■ Work to complete ■
Copy out each line below that has the word "Shade" in it.

■ Excerpted records ■

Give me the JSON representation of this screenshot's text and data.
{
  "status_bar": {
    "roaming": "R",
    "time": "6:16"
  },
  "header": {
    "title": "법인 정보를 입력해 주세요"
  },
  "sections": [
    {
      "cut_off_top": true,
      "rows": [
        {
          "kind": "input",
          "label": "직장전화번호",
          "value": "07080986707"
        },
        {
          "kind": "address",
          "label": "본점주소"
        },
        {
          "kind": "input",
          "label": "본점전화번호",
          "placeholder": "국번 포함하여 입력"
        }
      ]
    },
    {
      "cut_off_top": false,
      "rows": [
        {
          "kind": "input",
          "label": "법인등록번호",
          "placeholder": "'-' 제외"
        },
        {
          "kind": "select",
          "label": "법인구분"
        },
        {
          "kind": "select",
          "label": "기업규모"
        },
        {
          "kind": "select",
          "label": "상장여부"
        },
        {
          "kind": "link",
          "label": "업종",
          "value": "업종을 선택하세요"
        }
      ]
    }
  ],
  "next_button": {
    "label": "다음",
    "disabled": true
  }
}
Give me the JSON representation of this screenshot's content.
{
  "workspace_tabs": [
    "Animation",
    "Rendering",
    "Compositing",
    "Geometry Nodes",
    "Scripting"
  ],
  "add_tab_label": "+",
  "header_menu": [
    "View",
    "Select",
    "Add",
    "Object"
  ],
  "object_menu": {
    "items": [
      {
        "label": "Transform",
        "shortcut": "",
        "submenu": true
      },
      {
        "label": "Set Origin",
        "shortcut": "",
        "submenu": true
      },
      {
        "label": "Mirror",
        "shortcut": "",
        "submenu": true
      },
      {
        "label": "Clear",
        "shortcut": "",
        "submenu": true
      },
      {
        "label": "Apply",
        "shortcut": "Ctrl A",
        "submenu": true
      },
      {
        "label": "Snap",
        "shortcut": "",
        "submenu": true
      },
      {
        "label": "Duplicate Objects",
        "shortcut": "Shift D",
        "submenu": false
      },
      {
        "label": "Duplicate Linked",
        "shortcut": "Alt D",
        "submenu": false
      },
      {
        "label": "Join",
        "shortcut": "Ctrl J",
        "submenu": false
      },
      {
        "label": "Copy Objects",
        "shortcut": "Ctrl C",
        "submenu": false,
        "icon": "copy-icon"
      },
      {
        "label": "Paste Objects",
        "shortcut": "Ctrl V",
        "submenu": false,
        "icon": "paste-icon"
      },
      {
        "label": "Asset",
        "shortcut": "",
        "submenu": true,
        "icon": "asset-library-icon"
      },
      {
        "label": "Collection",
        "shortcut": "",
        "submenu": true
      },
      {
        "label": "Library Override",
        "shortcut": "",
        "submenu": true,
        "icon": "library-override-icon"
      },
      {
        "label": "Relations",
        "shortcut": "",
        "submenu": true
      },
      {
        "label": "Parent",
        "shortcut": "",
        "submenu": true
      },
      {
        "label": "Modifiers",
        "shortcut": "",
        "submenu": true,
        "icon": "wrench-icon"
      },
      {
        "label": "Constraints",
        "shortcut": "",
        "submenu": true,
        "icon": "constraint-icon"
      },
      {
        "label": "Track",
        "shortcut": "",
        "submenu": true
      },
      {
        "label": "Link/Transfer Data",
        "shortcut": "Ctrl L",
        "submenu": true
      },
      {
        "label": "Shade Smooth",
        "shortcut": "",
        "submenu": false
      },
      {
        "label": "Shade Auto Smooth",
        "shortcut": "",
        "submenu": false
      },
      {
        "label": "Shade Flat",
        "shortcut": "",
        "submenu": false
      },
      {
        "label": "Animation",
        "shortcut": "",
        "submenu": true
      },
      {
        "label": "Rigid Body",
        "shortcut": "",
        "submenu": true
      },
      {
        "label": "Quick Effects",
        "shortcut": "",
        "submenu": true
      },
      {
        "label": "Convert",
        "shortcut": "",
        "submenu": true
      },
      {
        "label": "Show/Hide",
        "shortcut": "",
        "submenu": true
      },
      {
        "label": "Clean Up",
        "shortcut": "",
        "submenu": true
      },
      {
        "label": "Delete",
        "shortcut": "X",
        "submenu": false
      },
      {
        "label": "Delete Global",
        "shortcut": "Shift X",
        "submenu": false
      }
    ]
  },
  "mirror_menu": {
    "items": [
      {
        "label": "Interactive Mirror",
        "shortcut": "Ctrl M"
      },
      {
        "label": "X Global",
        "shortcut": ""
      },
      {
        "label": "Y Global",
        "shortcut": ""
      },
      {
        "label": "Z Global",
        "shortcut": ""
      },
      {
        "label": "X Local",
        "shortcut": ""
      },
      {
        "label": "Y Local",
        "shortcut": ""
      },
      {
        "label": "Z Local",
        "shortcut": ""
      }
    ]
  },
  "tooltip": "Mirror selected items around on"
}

■ Reply ■
        "label": "Shade Smooth",
        "label": "Shade Auto Smooth",
        "label": "Shade Flat",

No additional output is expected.